To sum, the 2012 Jeep Wrangler has 40 percent more horsepower and ten percent more torque, and it accelerates to 60 mph nearly three seconds faster than the 2011. Four-door Wrangler Unlimited models can get to 60 in about 8.4 seconds, while two-door Wranglers can make the dash in 7.7 seconds.
Altogether, the change is transformational. In the Wrangler, shifts felt surprisingly seamless during light to moderate acceleration—only slightly less damped than in the Grand Cherokee—yet snappy and decisive with more throttle. The Pentastar has lots of torque down low and will rev all the way smoothly to redline, with no flat spots, balks, or odd vibrations in between.
We like the feel of the available manual transmission, though it's more of a throwback to the Wrangler of yore. While throws are long (as is pedal travel), and honestly it feels like it's borrowed from a muscle car (actually, from NSG/Mercedes) as you feel some vibration, the shift action is tight and precise.
Final drive ratios can be almost ridiculously tall—for example, in one automatic test vehicle, we didn't see much more than 3,500 rpm at 50 mph in SECOND gear. Base models now come with a 3.21:1 final drive, up from the former 3.73:1, while a low 4.10:1 ratio is still available in the Rubicon.
If you're charmed by all the rest, it's a little hard to warm up to the Wrangler's dull recirculating-ball steering. On the moderately twisty roads heading out to the off-road trails and back, we found repeatedly that while the Wrangler turned in surprisingly crisply, the steering had a 'dead zone' of sorts—and universally lacked feedback or road feel. Both my co-driver and I kept getting our lines wrong in corners and had to adjust mid-corner, apologizing to the other. Eventually we figured out that sidewall flex was getting in the way—which invited a more effective strategy of pitching the Wrangler into corners a little harder initially, to get through the flex. Counter-intuitively, it felt smoother that way.
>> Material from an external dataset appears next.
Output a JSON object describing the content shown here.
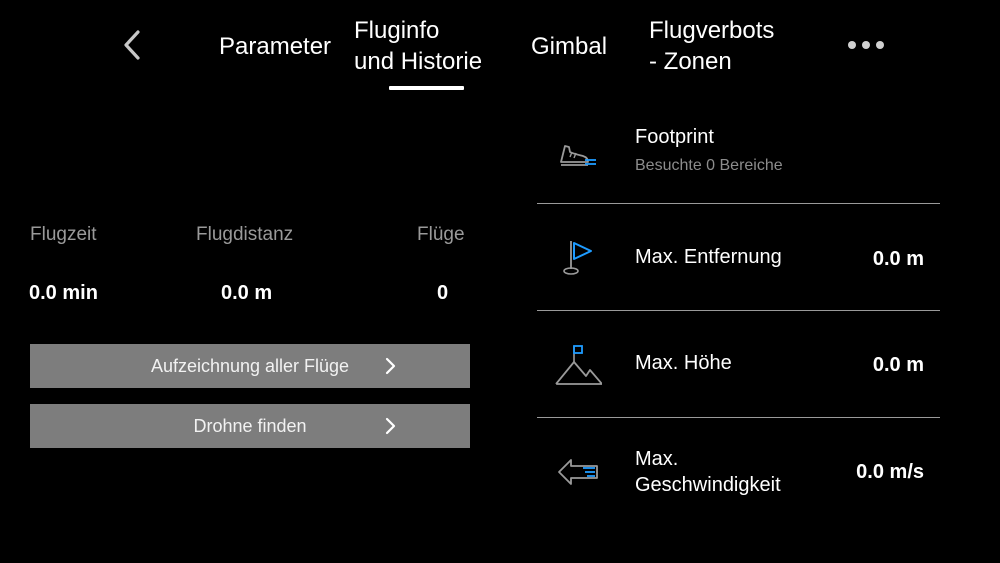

Among useful quirks, like only a handful of off-road-focused vehicles today you can start the Wrangler in gear, with your left foot off the clutch (provided you have 4-Low engaged). We actually restarted the Wrangler on a steep incline in first gear, while in Low range. Thanks to the automatic's wider gear-ratio span and lower first gear, its crawl ratio has actually improved.
Take off to the trail—pretty much any trail—and you'll experience the Wrangler's reason for being. The tough body-on-frame chassis and solid front and rear axles that established the Wrangler as one of the most capable off-road SUVs on the market continues to wow, with lots of clearance, a rugged underbody with protective skid plates, and terrific boulder-scrambling prowess. The traditional four-wheel-drive system is also supplemented with some modern tech, including an electric sway-bar disconnect that permits impressive wheel articulation without the expense of floppy on-road cornering.
Off-roading toughness of the Wrangler is assured by live axle front and rear suspensions, with 10.2 inches of ground clearance and the availability of a four-wheel-drive system with heavy-duty axles, locking differentials, Rock-Trac transfer case with the sway-bar disconnect, extra-low gearing, and knobby BF Goodrich tires on Rubicon versions. And for those who shop by the numbers, the critical ones for the Wrangler are 44.3 degrees approach, 25.4 degrees breakover, and 40.4 degrees departure—that's all for the top-of-the-line, off-road-pedigreed Rubicon.